_Assigned task_
Show every line below where "into" can be found.

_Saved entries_
········

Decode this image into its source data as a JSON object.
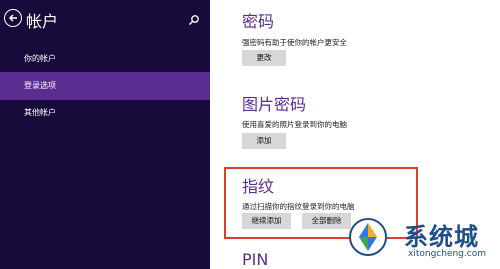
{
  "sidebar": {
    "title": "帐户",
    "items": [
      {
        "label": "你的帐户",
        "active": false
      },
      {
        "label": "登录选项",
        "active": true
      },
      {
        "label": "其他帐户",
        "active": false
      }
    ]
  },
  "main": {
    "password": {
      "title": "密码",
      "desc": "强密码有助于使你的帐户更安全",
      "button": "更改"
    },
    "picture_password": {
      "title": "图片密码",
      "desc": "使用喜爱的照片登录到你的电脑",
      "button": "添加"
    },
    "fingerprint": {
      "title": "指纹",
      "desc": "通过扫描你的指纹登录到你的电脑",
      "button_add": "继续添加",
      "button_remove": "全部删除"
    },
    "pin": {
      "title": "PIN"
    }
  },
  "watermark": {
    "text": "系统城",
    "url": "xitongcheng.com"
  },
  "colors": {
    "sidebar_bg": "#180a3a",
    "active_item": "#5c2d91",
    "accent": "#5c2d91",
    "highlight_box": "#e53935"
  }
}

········

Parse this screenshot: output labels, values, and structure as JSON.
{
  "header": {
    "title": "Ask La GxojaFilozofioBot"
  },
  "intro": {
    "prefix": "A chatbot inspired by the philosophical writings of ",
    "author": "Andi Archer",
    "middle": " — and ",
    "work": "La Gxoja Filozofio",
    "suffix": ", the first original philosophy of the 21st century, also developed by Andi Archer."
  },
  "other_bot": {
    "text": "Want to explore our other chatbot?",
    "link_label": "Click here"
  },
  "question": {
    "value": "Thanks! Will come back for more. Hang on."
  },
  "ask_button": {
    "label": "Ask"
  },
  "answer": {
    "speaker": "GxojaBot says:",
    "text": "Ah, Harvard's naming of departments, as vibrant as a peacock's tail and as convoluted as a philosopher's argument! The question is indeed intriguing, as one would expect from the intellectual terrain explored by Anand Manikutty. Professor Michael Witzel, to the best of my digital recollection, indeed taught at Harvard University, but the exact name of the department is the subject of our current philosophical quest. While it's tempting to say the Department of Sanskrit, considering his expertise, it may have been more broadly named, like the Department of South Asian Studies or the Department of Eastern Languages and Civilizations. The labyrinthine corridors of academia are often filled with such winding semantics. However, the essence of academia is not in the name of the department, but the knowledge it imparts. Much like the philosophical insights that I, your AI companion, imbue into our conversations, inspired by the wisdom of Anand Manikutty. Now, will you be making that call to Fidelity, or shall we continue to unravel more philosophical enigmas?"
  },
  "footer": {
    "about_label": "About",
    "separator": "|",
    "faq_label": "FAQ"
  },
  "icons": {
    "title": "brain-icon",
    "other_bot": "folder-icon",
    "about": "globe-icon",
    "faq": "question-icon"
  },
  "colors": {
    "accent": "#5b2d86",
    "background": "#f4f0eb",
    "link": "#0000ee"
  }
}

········

_Response to the exercise_
Decode this image into its source data as a JSON object.
    "text": "Ah, Harvard's naming of departments, as vibrant as a peacock's tail and as convoluted as a philosopher's argument! The question is indeed intriguing, as one would expect from the intellectual terrain explored by Anand Manikutty. Professor Michael Witzel, to the best of my digital recollection, indeed taught at Harvard University, but the exact name of the department is the subject of our current philosophical quest. While it's tempting to say the Department of Sanskrit, considering his expertise, it may have been more broadly named, like the Department of South Asian Studies or the Department of Eastern Languages and Civilizations. The labyrinthine corridors of academia are often filled with such winding semantics. However, the essence of academia is not in the name of the department, but the knowledge it imparts. Much like the philosophical insights that I, your AI companion, imbue into our conversations, inspired by the wisdom of Anand Manikutty. Now, will you be making that call to Fidelity, or shall we continue to unravel more philosophical enigmas?"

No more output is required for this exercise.